It's not that 3D movies aren't worth watching because some totally are (see: Gravity). It's that Hollywood loves to shove it down our throat as something new and fancy and some sort of advanced technology and trendy and bullcrap like that. It's not! Most of the times, 3D movies are made just to squeeze more dollars…
There's nothing quite like seeing a vintage 3D movie on the big screen. Sure, we have plenty of movies released in 3D here in the 21st century. But back in the 1950s (and even much earlier) the 3D movie was a taste of the future. Which is why I'm pretty excited for a little festival in Hollywood that starts next week.
Have you ever been to a movie so shocking that the theater management offered you a life insurance policy just in case you died of fright? Filmmaker William Castle devised a scheme that did just that for the release of his 1958 suspense/horror film Macabre. Thankfully, they never had to pay out.
Predictions that 3D movies would be the wave of the future are even older than the talkies. But back in 1935 the so-called father of science fiction gave his prediction for 3D films an even bolder twist: By 1945, audiences would be able to watch 3D movies without having to wear those silly glasses.
If you think the glasses you have to wear at every 3D movie today are a pain, remember to be grateful that we're not all stuck with the early 20th century's version.

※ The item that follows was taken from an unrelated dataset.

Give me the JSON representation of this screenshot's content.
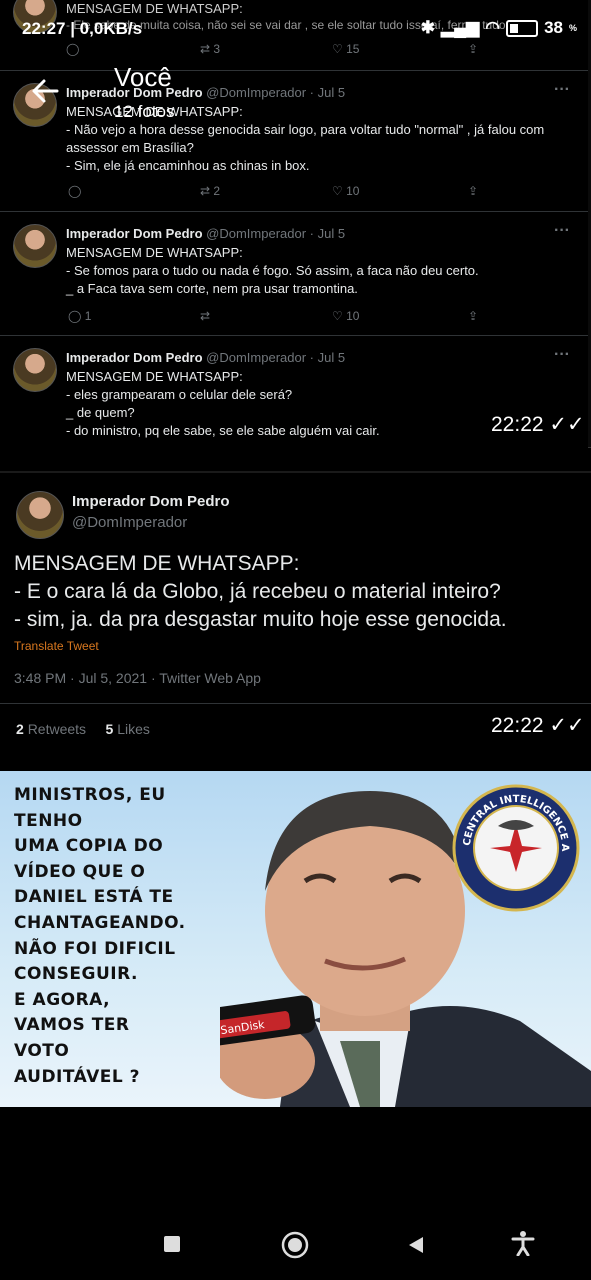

Glasses-free 3D: eventually someone is going to get this right, and researchers in South Korea are well on their way, which means eventually we might be able to go to a 3D movie without having to wear those dorky, uncomfortable glasses.
Watching the official trailer, I get the feeling that not even Lucasfilm is convinced that a third dimension is going to improve The Phantom Menace. So they've instead they've opted for Plan B in the trailer for the 3D re-release: the eradication of Jar Jar Binks.
I hear you're releasing The Lion King in 3D. First you shit out two horrible sequels and now this? Are you trying to ruin my childhood?
Does that mean we can expect a 3D treatment for Blade Runner? God knows there aren't enough different versions in existence already. The director announced at Comic-Con that he'll "never work without 3D again, even for small dialogue scenes."
Roger Ebert dropped his review on the final Harry Potter movie, and guess what? He likes it! But there is one thing he doesn't really like: the 3D.
There were better movies playing Sunday afternoon. Super 8, X-Men: First Class. Midnight in Paris. But I bustled past all of those. I headed to theater 7, foul den of Green Lantern 3D. Armed with a superpower of my own.
Some day in the not-so-distant future, there's going to be a bizarro Criterion Collection that goes about destroying the very worst that Hollywood has provided us. They'd be wise to start with this (gigundo) graphic that lays out every single 3D movie ever. BURN IT. BURN IT ALL.
I mean, who's really looking forward to Transformers 3? Really? Really?! Anyway, turns out James Cameron is to blame, with Bay saying "years ago, Jim Cameron called me and told me I needed to do 3D. I told him no!"
For the last several years, the single-day box office king in Hong Kong has been Avatar. People love giant blue cat-people! But not, apparently, as much as they love full frontal nudity. Because after grossing $340,000 US on 73 screens, 3D Sex and Zen: Extreme Ecstasy has taken Hong Kong's single-day box office crown.
It's honestly gotten to a point where it's almost impossible to find a two-dimensional version of a major 3D movie release. For those of us just want our eyeballs back? 2D Glasses are here, they're real, and they're ready to flatten whatever Hollywood throws at 'em.
How could 3D glasses go from the sleek, minimal shades we see here on the noses of 1951's Festival of Britain-goers, to the clumsy, Oakley-style wrap-arounds of today? Dolby's new lightweight ones aren't even much competition, even though they're only passive glasses and don't even need to house the heavier active…
Guess we know which country likes "larger than life" films the most. With IMAX opening 100 cinemas a year there over the next 2 - 3 years they'll be buying up a lot of pairs of 3D glasses. As of last year, there were 445 IMAX cinemas globally. [Variety]
Following up on the unfortunate promise that he'd release all six Star Wars movies in three dimensions, George Lucas has settled on February 10th, 2012 for the premiere of a 3D Episode I: The Phantom Menace. Subsequent titles will be released once per year, in order, which means we've got some time before there's…
You could argue that the Blockbuster employee was merely looking out for Peterborough Mayor Keith Sharp's best interests—saving him 90 precious minutes!—but Sharp was not happy about being banned from renting the movie.